[Material for the task]
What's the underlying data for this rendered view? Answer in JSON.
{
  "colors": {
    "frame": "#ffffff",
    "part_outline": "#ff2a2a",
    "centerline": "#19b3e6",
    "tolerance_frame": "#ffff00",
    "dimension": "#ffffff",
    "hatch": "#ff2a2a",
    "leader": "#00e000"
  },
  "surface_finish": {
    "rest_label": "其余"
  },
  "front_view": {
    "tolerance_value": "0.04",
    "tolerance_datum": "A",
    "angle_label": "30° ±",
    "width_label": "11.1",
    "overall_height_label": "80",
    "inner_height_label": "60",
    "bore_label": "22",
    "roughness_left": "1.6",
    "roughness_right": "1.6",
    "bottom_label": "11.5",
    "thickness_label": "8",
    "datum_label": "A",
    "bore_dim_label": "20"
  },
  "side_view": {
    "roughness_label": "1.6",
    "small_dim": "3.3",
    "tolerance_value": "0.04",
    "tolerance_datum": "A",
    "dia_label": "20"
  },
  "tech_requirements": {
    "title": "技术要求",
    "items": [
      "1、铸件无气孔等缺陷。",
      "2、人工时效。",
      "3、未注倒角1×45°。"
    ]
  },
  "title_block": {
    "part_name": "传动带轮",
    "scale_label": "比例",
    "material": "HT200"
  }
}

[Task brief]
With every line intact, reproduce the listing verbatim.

[Output below]
What's the underlying data for this rendered view? Answer in JSON.
{
  "colors": {
    "frame": "#ffffff",
    "part_outline": "#ff2a2a",
    "centerline": "#19b3e6",
    "tolerance_frame": "#ffff00",
    "dimension": "#ffffff",
    "hatch": "#ff2a2a",
    "leader": "#00e000"
  },
  "surface_finish": {
    "rest_label": "其余"
  },
  "front_view": {
    "tolerance_value": "0.04",
    "tolerance_datum": "A",
    "angle_label": "30° ±",
    "width_label": "11.1",
    "overall_height_label": "80",
    "inner_height_label": "60",
    "bore_label": "22",
    "roughness_left": "1.6",
    "roughness_right": "1.6",
    "bottom_label": "11.5",
    "thickness_label": "8",
    "datum_label": "A",
    "bore_dim_label": "20"
  },
  "side_view": {
    "roughness_label": "1.6",
    "small_dim": "3.3",
    "tolerance_value": "0.04",
    "tolerance_datum": "A",
    "dia_label": "20"
  },
  "tech_requirements": {
    "title": "技术要求",
    "items": [
      "1、铸件无气孔等缺陷。",
      "2、人工时效。",
      "3、未注倒角1×45°。"
    ]
  },
  "title_block": {
    "part_name": "传动带轮",
    "scale_label": "比例",
    "material": "HT200"
  }
}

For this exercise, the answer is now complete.